- **Work item**:
State how many lines in the listing below include the word "true". Give nothing but the number.

- **Supplied data**:

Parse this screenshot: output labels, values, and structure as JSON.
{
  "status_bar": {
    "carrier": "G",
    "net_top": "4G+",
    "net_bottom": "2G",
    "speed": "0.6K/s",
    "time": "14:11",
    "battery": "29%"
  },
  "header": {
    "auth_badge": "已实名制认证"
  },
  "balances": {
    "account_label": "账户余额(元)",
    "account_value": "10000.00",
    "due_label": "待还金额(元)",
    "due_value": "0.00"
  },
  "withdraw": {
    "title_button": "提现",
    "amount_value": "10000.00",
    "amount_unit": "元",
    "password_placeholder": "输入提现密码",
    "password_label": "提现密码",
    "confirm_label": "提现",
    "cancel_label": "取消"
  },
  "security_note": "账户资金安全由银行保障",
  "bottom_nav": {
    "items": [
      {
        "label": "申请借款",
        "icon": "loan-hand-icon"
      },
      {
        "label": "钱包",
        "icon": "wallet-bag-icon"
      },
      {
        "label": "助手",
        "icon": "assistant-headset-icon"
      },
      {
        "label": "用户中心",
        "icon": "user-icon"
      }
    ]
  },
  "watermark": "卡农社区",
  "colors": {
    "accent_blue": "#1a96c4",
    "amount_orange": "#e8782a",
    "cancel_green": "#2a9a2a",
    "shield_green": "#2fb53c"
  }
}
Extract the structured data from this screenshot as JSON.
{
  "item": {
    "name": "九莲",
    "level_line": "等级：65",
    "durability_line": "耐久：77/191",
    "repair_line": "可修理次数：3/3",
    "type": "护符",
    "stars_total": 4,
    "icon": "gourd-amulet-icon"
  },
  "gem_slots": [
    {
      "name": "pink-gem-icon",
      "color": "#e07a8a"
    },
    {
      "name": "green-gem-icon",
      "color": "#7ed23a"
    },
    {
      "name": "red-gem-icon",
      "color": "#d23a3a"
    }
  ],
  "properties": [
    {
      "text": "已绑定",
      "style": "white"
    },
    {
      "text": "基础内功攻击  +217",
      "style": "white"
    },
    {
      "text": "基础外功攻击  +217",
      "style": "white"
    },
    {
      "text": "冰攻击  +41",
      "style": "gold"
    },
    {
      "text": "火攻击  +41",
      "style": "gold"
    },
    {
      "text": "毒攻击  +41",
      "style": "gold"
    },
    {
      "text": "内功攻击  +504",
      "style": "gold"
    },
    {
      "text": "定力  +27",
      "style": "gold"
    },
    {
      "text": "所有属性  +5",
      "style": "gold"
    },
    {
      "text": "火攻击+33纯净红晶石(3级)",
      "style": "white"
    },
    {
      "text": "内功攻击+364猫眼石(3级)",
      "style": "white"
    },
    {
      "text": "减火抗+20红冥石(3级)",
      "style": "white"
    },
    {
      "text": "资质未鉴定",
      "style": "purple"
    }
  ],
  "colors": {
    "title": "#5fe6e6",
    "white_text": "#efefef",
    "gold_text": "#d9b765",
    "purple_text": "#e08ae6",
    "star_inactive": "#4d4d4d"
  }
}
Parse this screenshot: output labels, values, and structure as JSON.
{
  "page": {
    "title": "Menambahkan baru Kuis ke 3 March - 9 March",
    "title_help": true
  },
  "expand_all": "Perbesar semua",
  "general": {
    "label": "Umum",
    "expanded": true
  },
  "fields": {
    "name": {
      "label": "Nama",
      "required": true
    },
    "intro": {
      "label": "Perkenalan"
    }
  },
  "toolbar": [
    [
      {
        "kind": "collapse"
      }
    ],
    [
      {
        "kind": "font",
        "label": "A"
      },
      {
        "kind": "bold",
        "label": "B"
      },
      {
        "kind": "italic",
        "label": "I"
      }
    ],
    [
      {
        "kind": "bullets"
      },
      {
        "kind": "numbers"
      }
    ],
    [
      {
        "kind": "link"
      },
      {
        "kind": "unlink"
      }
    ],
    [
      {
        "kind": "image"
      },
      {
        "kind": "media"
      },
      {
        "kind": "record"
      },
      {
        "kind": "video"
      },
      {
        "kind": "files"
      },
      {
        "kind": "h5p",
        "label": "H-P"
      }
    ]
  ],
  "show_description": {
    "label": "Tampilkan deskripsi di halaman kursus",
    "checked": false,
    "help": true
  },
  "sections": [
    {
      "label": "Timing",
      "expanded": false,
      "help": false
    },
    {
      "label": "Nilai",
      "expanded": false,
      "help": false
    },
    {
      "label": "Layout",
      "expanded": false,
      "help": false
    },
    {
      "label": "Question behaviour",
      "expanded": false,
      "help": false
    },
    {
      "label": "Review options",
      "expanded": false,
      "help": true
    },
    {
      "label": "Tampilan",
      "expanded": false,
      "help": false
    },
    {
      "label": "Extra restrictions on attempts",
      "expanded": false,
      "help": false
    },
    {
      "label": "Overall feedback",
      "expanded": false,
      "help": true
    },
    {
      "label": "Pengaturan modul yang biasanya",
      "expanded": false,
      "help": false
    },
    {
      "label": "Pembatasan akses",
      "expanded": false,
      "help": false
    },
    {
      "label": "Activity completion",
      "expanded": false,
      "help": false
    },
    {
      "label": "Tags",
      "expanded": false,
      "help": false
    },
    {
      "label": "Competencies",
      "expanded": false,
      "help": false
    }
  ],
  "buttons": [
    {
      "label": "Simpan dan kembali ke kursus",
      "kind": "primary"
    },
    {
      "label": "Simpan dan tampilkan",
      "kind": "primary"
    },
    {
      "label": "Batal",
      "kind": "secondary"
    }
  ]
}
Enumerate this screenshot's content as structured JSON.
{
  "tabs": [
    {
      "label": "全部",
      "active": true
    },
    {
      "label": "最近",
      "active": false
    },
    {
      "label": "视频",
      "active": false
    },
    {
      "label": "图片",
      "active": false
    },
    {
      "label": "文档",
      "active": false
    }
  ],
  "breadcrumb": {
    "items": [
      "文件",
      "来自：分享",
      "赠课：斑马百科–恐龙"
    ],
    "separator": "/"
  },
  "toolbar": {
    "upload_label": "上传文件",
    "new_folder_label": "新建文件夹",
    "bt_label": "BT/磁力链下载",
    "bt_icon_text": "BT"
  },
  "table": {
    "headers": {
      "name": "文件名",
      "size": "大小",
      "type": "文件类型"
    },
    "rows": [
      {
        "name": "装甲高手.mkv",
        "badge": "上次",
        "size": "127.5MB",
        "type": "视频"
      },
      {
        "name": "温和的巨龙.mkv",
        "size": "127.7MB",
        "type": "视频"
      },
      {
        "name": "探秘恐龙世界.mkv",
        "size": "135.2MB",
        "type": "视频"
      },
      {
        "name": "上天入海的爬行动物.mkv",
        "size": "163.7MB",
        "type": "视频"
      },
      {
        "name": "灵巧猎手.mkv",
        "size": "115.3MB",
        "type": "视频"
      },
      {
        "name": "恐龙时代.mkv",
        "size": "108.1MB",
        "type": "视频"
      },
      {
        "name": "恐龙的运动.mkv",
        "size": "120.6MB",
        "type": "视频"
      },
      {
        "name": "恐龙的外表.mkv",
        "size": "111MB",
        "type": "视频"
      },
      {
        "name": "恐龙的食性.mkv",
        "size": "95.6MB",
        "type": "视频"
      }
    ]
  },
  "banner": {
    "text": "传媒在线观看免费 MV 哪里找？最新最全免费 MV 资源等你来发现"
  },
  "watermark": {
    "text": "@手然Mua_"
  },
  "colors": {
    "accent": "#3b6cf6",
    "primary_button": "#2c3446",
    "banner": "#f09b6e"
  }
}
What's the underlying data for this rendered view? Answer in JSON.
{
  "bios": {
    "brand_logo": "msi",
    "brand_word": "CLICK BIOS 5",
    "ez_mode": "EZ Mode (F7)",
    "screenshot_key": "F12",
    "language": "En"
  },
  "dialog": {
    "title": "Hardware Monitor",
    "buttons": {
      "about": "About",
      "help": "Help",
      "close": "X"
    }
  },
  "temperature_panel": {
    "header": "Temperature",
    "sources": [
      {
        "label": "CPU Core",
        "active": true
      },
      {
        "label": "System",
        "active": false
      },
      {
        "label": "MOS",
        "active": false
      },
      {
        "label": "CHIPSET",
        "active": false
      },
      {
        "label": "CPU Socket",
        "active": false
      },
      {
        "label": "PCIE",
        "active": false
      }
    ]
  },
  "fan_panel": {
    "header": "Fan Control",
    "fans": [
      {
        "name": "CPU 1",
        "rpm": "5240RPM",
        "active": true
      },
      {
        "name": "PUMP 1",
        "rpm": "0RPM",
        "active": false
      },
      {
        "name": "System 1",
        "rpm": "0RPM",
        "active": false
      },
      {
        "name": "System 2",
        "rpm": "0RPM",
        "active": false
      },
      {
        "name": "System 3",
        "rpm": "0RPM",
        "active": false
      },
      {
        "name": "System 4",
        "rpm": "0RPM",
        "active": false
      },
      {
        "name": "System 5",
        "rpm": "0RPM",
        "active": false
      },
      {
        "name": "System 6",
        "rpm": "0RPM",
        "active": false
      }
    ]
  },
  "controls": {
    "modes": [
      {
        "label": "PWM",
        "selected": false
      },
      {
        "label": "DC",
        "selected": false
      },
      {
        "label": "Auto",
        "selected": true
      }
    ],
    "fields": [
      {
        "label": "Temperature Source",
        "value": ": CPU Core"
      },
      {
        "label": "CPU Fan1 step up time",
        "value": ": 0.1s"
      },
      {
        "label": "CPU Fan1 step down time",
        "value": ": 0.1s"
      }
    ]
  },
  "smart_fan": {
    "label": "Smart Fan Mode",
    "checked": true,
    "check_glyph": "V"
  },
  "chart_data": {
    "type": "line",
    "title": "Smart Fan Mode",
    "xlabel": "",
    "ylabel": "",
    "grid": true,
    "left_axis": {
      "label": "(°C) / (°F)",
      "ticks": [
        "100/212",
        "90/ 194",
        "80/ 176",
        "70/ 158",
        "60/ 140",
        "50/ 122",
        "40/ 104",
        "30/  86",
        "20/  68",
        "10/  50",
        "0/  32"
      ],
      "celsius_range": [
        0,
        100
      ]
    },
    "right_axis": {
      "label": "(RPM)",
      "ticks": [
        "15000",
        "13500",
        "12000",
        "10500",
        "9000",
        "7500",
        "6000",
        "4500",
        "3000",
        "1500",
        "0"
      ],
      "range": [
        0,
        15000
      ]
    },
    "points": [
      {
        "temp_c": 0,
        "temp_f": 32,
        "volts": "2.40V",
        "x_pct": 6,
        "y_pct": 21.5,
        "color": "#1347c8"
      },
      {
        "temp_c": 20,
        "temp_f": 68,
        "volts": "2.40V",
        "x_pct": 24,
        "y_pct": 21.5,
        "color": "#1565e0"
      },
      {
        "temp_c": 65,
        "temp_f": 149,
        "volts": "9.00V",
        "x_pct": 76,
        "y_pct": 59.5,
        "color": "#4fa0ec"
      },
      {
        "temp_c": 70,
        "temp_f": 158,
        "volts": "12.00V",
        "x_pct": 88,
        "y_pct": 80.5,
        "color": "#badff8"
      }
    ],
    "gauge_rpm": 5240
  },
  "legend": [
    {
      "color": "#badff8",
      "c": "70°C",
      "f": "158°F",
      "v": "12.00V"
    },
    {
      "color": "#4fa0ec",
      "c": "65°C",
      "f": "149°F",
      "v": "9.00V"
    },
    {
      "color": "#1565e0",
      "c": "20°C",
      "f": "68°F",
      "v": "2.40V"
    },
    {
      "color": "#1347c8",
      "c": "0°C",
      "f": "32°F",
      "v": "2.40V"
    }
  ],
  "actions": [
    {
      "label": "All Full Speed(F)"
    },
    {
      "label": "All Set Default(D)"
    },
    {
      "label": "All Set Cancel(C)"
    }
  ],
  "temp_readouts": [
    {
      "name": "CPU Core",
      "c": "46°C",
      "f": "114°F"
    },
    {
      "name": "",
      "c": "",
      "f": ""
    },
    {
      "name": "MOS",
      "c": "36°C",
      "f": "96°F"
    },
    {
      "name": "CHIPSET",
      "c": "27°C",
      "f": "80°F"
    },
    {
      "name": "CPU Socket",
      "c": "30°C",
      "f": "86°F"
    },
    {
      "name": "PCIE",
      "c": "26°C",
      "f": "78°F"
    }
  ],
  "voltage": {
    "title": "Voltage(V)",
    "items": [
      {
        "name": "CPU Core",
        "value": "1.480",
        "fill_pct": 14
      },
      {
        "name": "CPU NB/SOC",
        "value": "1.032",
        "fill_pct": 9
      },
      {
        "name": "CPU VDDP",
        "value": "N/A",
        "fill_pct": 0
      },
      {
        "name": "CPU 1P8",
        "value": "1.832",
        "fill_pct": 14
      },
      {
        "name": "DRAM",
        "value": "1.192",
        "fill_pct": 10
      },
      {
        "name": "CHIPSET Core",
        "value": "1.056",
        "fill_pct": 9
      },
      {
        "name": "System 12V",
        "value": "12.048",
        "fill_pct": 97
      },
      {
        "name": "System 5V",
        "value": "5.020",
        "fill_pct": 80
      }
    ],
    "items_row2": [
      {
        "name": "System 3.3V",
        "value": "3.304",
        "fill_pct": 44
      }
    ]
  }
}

- **Task solution**:
12